The law confuses the general public and invites distrust, including assumptions that it relies on arbitrary technicalities to facilitate manipulation in favor of the connected, powerful, or wealthy. People expect the law to use common sense and reach “right” conclusions. They also expect that the relevant “facts” and applicable “law” are obvious and indisputable, and that there is one correct result or a finite solution. Unfortunately, human judges and juries, as well as lawyers trained to fiddle with the law and facts, all conspire to produce the infinite variety of anecdotes of injustice that fuel the popular confusion and distrust.
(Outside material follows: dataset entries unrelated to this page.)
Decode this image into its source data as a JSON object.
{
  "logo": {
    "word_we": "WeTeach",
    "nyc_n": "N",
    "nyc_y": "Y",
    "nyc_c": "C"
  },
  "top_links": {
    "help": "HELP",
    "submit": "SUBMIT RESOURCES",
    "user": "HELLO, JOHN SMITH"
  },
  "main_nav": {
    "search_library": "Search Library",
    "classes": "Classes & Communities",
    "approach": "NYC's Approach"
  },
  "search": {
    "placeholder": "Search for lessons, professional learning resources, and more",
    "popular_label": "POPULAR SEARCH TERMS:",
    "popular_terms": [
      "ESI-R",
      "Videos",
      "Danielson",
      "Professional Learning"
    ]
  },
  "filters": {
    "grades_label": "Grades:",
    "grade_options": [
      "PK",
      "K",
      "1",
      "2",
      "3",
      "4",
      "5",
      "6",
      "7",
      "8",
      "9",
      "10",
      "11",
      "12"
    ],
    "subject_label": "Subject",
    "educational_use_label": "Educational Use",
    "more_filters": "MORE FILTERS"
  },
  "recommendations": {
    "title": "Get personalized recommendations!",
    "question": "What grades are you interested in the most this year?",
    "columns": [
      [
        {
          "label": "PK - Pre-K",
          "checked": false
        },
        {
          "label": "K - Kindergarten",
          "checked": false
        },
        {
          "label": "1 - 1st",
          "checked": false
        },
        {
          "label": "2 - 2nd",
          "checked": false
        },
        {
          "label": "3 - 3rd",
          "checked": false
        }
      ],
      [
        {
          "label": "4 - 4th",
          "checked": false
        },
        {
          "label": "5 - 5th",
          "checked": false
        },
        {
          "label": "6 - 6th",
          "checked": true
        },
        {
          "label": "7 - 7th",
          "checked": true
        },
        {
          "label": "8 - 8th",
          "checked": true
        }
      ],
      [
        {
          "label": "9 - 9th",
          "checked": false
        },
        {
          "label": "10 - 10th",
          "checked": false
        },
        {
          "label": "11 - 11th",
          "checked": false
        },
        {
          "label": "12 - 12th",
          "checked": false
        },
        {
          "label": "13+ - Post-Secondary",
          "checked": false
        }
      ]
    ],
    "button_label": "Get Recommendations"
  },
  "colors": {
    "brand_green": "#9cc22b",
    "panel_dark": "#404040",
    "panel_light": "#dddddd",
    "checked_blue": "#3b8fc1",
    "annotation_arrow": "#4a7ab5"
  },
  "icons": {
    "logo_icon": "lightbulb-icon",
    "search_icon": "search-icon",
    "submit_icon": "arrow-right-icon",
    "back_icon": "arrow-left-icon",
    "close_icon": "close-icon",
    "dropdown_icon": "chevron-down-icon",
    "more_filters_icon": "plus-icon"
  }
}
Here’s a tiny example of how even a basic idea — that employers need to give employees notice of important rights and deadlines — can get mighty complicated and trigger lots of slow, expensive legal proceedings. There doesn’t seem to be any question that the employee was actually told what she needed to know — but how she was notified has become the technicality that might grant her more benefits than the law literally would otherwise allow. Continue reading